EXERCISE BRIEF
Go through the lines below. Copy those with "label".

START INFORMATION PROVIDED

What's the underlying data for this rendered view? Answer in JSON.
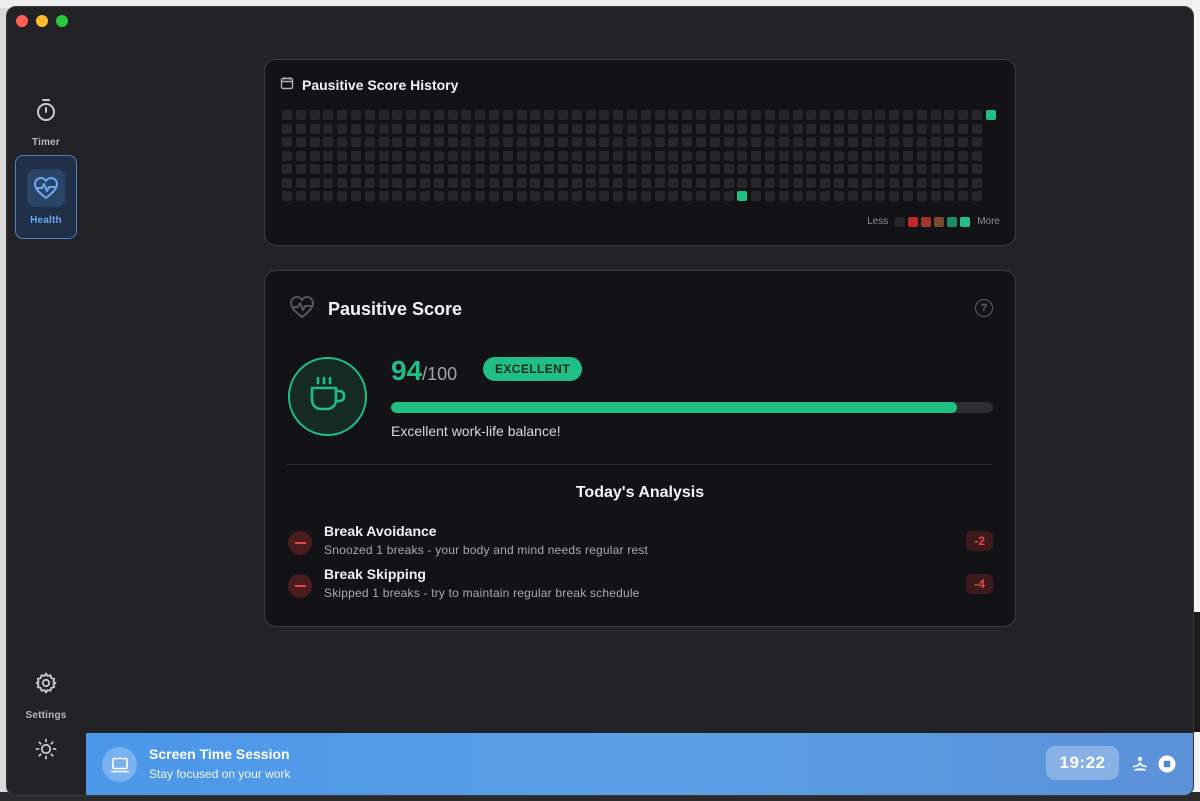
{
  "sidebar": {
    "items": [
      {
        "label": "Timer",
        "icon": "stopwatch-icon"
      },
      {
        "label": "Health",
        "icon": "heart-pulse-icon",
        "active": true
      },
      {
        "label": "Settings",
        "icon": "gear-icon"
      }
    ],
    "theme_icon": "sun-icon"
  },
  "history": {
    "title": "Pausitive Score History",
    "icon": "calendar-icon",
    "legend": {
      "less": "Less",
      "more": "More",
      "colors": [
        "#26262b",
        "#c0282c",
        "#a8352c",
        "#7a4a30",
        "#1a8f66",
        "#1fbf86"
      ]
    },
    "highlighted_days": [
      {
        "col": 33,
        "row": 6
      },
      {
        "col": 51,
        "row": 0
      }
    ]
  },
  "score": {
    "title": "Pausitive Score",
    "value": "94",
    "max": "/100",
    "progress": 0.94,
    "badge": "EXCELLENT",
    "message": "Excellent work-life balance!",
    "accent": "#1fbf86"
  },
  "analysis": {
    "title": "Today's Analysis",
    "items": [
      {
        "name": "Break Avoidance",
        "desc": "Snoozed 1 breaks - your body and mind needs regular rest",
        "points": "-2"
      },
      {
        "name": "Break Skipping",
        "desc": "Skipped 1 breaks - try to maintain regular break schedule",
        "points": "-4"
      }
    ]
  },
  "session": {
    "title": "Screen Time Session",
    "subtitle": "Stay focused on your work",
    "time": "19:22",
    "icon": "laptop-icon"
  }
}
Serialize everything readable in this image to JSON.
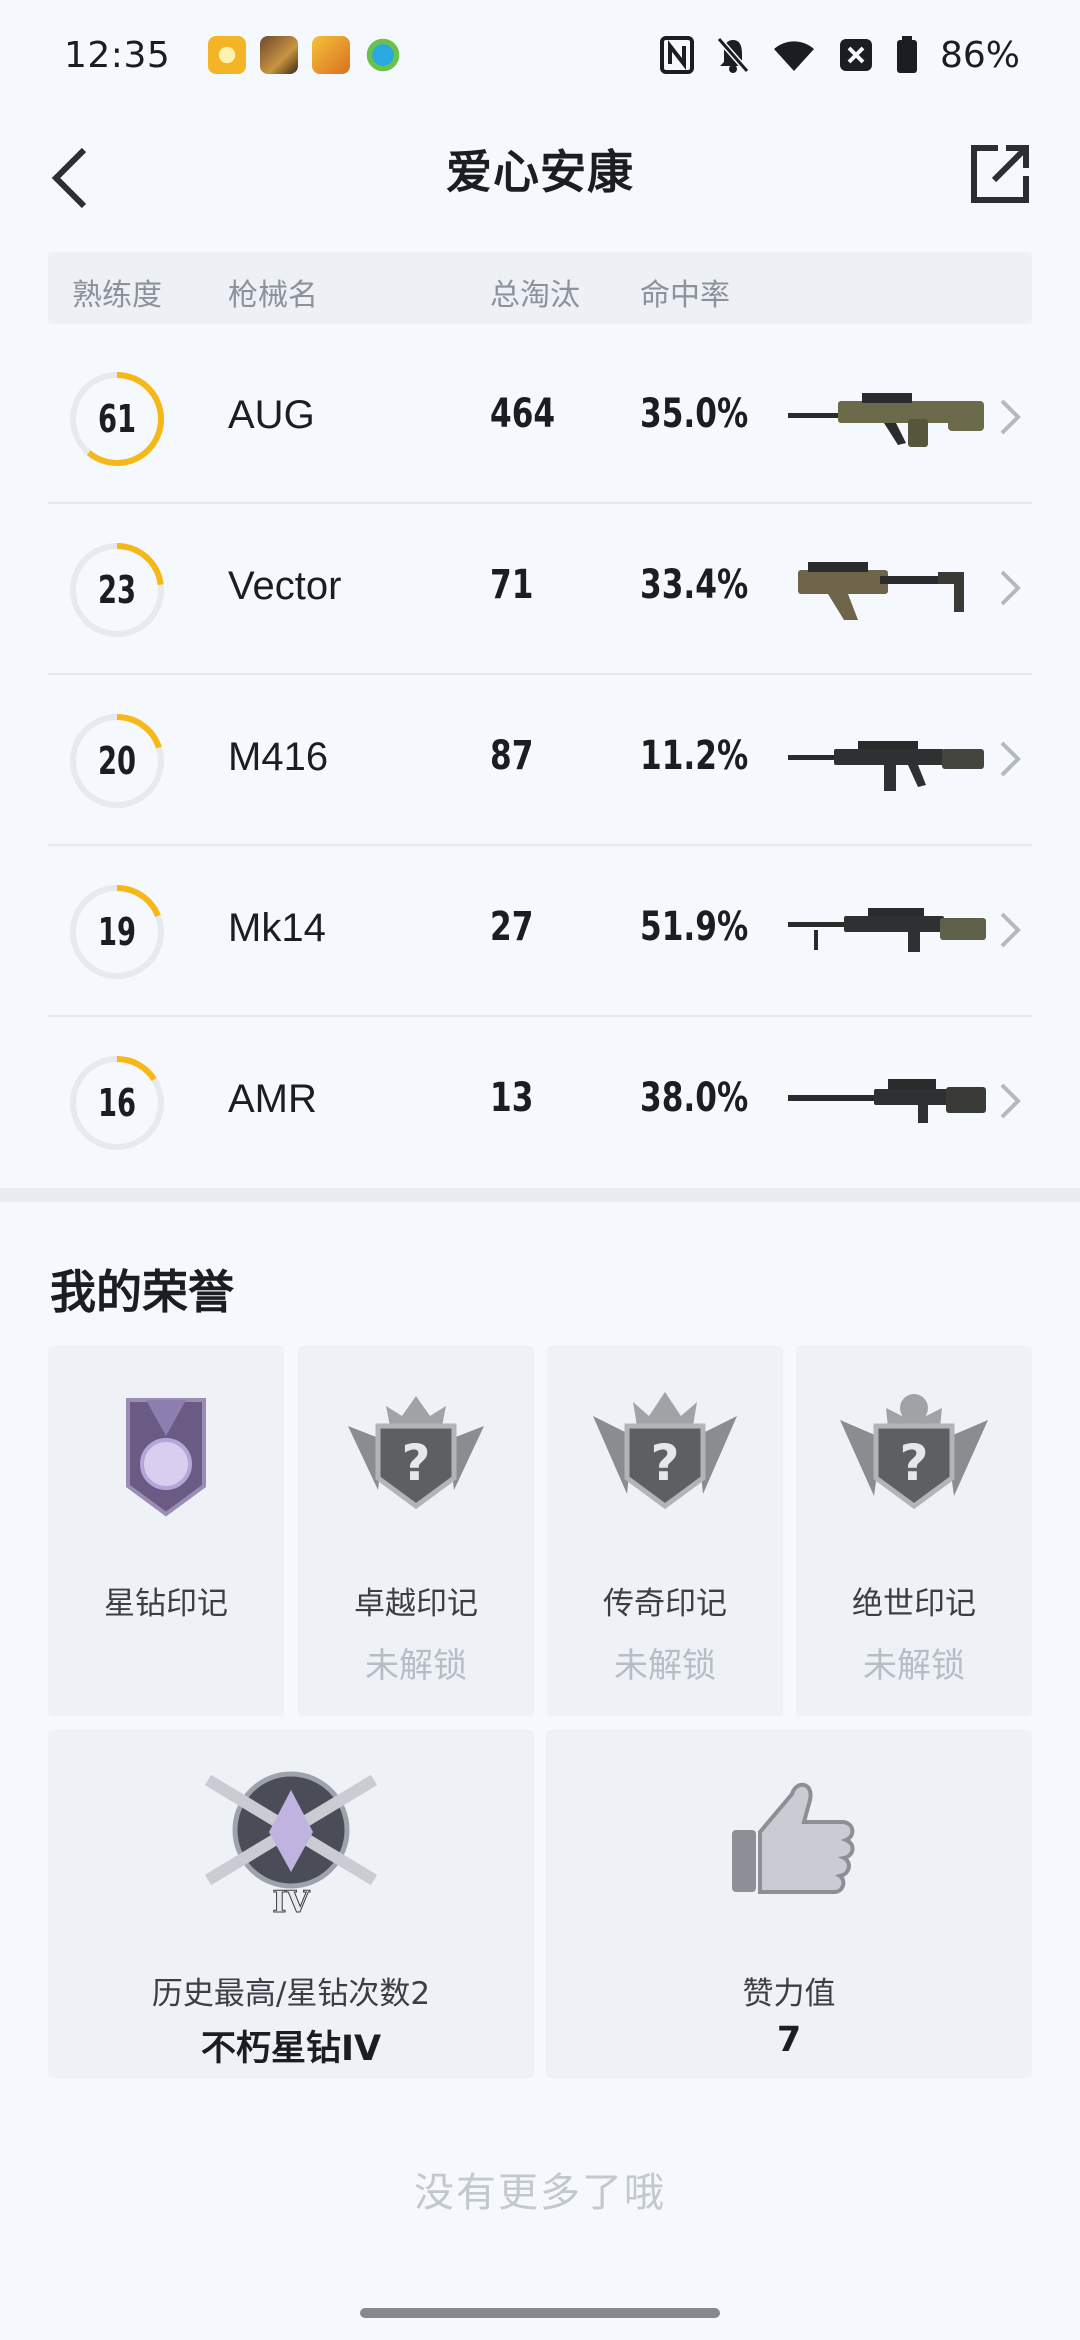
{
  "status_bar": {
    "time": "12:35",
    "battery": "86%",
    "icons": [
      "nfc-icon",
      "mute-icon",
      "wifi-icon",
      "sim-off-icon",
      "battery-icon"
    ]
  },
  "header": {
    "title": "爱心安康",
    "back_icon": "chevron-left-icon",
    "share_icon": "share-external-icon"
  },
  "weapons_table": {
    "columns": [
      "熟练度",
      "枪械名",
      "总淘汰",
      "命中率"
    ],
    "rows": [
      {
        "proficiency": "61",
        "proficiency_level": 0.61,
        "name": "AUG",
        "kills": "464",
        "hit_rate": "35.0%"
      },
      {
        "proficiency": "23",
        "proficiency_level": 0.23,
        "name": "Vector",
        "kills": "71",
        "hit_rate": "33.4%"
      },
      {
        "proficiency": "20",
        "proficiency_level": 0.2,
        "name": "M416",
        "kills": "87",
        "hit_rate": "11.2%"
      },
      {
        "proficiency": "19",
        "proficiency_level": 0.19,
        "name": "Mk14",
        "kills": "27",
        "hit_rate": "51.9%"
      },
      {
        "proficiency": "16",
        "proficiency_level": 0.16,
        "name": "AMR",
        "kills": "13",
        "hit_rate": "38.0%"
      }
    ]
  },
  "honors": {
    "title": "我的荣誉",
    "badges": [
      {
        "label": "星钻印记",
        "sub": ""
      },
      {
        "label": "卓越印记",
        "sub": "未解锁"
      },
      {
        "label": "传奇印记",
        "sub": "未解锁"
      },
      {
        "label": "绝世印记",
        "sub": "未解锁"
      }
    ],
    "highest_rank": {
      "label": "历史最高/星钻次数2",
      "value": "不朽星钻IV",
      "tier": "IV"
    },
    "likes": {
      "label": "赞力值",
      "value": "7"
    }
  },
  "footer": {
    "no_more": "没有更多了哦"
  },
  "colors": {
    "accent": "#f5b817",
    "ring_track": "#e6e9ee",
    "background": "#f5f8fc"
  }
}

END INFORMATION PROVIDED

FINAL ANSWER
        "label": "Timer",
        "label": "Health",
        "label": "Settings",
        "label": "星钻印记",
        "label": "卓越印记",
        "label": "传奇印记",
        "label": "绝世印记",
      "label": "历史最高/星钻次数2",
      "label": "赞力值",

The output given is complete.